Mississippi Guard Soldiers teach Afghan farmers water, soil management
February 8, 2013
QALAT, Afghanistan (Feb. 8, 2013) -- Twenty-nine Afghans representing the Farmers Cooperative program traveled to Qalat, Feb. 4-5, 2013, for a two-day workshop on water and soil conservation management held by the Zabul Agribusiness Development Team.
This was a hybrid workshop, which included classroom discussion and hands-on training. The workshop detailed how much to water a certain size field, how to measure the flow of water and how to reduce effects of erosion.
The mission of the Zabul Agribusiness Development Team, comprised of Soldiers from the Mississippi Army National Guard, is to work with the Afghan populace on an array of agricultural topics; particularly, water management, soil conservation and animal health.
One of the key elements of the workshop was to address problems with the local karez, which is a type of subterranean irrigation system.
"The problem is that many villages have not worked to maintain the karez and keep them cleaned out," said Charles Ruffner, Ph.D., a forest ecologist from Southern Illinois University, working with the ADT as a Department of Defense agribusiness specialist.
This negligence, he said, has allowed sediment to clog the channels and many animals to make their home within the karez, which contaminates the water. Those problems have dammed many of the karez in Zabul province.
Water in arid Afghanistan is very important. In fact, the fear of crops dying from drought has led to the rise of another problem - over-watering. Many farmers believe their watering systems leave gardens inadequately irrigated when the reality is that they are over-watering their gardens, sometimes using double the water needed. Ruffner explained that over-watering leads their gardens to have a much lower production and can wash away vital minerals in the soil.
Erosion control is as important as properly managing the available water, Ruffner said.
"Anywhere that you have water flowing downhill you should be building check dams," he said.
Ruffner explained that check dams are an easy, inexpensive solution to many erosion problems.
"The idea for a check dam is to have many of them so the water can move through them but it slows it down, takes the energy out and reduces the amount of force the water has," he said.

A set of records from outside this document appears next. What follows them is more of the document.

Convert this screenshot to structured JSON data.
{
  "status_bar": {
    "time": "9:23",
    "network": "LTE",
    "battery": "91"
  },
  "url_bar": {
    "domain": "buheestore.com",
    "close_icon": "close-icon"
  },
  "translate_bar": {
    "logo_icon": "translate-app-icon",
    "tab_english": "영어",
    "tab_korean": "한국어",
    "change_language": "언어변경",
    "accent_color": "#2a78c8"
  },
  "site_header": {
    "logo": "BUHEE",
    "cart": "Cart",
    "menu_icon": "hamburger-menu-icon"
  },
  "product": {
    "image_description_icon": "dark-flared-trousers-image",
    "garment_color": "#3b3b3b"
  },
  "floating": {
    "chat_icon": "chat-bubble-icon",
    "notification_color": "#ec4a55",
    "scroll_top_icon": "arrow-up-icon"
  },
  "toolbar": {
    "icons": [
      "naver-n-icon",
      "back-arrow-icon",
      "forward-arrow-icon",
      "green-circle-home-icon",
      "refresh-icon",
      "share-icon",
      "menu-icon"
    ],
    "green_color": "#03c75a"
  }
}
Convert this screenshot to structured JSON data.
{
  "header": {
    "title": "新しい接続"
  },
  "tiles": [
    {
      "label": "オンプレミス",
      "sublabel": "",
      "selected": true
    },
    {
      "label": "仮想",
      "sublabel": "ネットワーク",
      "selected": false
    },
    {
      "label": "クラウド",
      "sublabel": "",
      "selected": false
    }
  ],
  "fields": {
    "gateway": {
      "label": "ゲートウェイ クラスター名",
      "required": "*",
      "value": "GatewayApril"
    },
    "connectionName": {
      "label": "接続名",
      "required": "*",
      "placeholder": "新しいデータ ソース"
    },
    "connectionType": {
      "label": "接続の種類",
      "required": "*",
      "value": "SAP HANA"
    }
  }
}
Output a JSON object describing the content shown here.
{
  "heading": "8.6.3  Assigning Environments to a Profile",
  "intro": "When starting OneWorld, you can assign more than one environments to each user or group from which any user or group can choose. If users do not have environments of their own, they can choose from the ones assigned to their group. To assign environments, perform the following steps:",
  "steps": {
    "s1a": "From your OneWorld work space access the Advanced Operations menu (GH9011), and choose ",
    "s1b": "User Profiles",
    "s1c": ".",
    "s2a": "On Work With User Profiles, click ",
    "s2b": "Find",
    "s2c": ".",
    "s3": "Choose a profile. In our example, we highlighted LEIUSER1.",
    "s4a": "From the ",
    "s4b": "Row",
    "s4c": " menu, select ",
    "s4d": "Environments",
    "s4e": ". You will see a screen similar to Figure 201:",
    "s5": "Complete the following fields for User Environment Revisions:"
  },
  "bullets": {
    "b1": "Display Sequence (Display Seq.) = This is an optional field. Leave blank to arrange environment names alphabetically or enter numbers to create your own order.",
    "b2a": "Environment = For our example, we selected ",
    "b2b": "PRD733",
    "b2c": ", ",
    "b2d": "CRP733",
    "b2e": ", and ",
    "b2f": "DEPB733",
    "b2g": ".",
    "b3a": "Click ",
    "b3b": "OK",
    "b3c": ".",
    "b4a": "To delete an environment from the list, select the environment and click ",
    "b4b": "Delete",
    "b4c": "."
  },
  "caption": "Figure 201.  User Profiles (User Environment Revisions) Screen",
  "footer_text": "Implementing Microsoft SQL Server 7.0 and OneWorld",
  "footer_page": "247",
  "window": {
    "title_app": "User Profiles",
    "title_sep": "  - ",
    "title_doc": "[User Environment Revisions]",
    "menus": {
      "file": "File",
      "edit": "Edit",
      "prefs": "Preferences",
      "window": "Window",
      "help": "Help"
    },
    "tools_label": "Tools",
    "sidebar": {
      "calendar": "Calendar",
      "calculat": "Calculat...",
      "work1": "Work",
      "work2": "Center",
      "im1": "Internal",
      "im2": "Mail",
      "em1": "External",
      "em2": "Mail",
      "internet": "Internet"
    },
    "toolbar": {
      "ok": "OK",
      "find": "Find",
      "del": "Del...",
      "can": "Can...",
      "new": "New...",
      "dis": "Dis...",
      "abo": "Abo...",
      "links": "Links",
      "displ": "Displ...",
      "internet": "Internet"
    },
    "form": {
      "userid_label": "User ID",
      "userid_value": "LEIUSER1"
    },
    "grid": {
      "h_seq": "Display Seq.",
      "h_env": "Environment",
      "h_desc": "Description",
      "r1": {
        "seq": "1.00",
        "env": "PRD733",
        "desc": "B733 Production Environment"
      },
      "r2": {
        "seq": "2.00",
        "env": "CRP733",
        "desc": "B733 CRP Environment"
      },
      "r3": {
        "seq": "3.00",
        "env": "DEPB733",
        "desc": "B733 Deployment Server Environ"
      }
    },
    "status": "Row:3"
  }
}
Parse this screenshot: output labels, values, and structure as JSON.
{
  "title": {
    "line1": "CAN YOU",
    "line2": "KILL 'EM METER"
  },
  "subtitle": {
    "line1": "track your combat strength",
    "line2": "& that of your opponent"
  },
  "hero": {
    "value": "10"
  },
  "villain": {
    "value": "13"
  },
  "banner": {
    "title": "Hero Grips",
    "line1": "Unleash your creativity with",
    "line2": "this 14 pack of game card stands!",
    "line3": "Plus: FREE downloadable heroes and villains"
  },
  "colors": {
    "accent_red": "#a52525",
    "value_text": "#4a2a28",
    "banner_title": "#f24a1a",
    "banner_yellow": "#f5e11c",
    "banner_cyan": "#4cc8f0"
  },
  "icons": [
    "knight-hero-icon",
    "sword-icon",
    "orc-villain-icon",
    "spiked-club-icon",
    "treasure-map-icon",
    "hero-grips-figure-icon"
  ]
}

Ruffner brought the Afghans outside after the class to perform a simple test, known as the soil ribbon test, to evaluate different types of soil. This test consisted of kneading the soil in the hand and forming it into a ribbon-like form to determine whether its primary content is sand or clay. The farmers were quick to perform the test for themselves.
The ADT also evaluated the needs of the farmers to tailor the upcoming workshops to their needs. The next session will be how to properly set up a garden and irrigation system.